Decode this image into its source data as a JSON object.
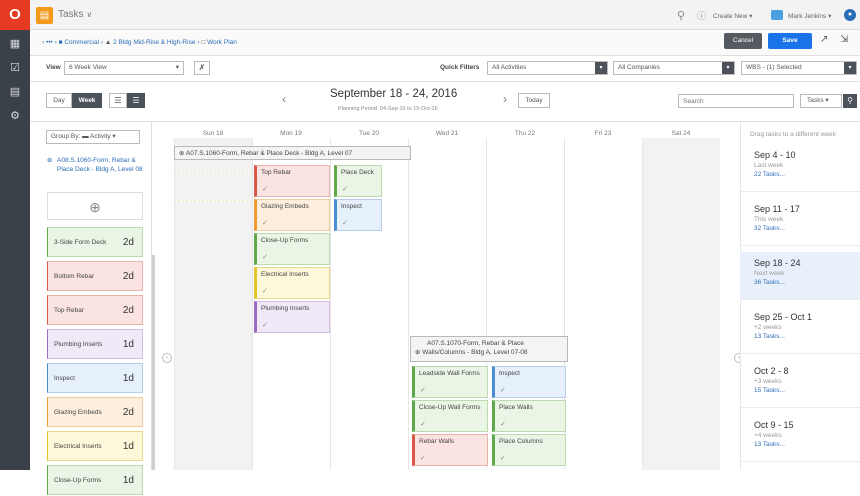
{
  "top": {
    "app": "Tasks",
    "create_new": "Create New",
    "user": "Mark Jenkins"
  },
  "breadcrumb": {
    "sep": "›",
    "more": "•••",
    "project": "Commercial",
    "building": "2 Bldg Mid-Rise & High-Rise",
    "plan": "Work Plan"
  },
  "actions": {
    "cancel": "Cancel",
    "save": "Save"
  },
  "view": {
    "label": "View",
    "value": "6 Week View",
    "quick_filters": "Quick Filters",
    "activities": "All Activities",
    "companies": "All Companies",
    "wbs": "WBS - (1) Selected"
  },
  "toolbar": {
    "day": "Day",
    "week": "Week",
    "date_range": "September 18 - 24, 2016",
    "planning_period": "Planning Period: 04-Sep-16 to 15-Oct-16",
    "today": "Today",
    "search_placeholder": "Search",
    "tasks": "Tasks"
  },
  "group_by": "Group By: ▬ Activity",
  "sidebar_group": "A08.S.1060-Form, Rebar & Place Deck - Bldg A, Level 08",
  "activities": [
    {
      "name": "3-Side Form Deck",
      "dur": "2d",
      "color": "green"
    },
    {
      "name": "Bottom Rebar",
      "dur": "2d",
      "color": "red"
    },
    {
      "name": "Top Rebar",
      "dur": "2d",
      "color": "red"
    },
    {
      "name": "Plumbing Inserts",
      "dur": "1d",
      "color": "purple"
    },
    {
      "name": "Inspect",
      "dur": "1d",
      "color": "blue"
    },
    {
      "name": "Glazing Embeds",
      "dur": "2d",
      "color": "orange"
    },
    {
      "name": "Electrical Inserts",
      "dur": "1d",
      "color": "yellow"
    },
    {
      "name": "Close-Up Forms",
      "dur": "1d",
      "color": "green"
    }
  ],
  "days": [
    "Sun 18",
    "Mon 19",
    "Tue 20",
    "Wed 21",
    "Thu 22",
    "Fri 23",
    "Sat 24"
  ],
  "group1": "A07.S.1060-Form, Rebar & Place Deck - Bldg A, Level 07",
  "group2_l1": "A07.S.1070-Form, Rebar & Place",
  "group2_l2": "Walls/Columns - Bldg A, Level 07-08",
  "tasks": {
    "top_rebar": "Top Rebar",
    "place_deck": "Place Deck",
    "glazing": "Glazing Embeds",
    "inspect": "Inspect",
    "closeup": "Close-Up Forms",
    "electrical": "Electrical Inserts",
    "plumbing": "Plumbing Inserts",
    "leadside": "Leadside Wall Forms",
    "inspect2": "Inspect",
    "closeup_wall": "Close-Up Wall Forms",
    "place_walls": "Place Walls",
    "rebar_walls": "Rebar Walls",
    "place_columns": "Place Columns"
  },
  "weeks_hint": "Drag tasks to a different week",
  "weeks": [
    {
      "range": "Sep 4 - 10",
      "sub": "Last week",
      "count": "22 Tasks..."
    },
    {
      "range": "Sep 11 - 17",
      "sub": "This week",
      "count": "32 Tasks..."
    },
    {
      "range": "Sep 18 - 24",
      "sub": "Next week",
      "count": "36 Tasks..."
    },
    {
      "range": "Sep 25 - Oct 1",
      "sub": "+2 weeks",
      "count": "13 Tasks..."
    },
    {
      "range": "Oct 2 - 8",
      "sub": "+3 weeks",
      "count": "15 Tasks..."
    },
    {
      "range": "Oct 9 - 15",
      "sub": "+4 weeks",
      "count": "13 Tasks..."
    }
  ],
  "colors": {
    "brand": "#e63a22",
    "save": "#1a73e8",
    "rail": "#3b4149"
  }
}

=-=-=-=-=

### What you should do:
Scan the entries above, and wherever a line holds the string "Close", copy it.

### Your response:
      "name": "Close-Up Forms",
    "closeup": "Close-Up Forms",
    "closeup_wall": "Close-Up Wall Forms",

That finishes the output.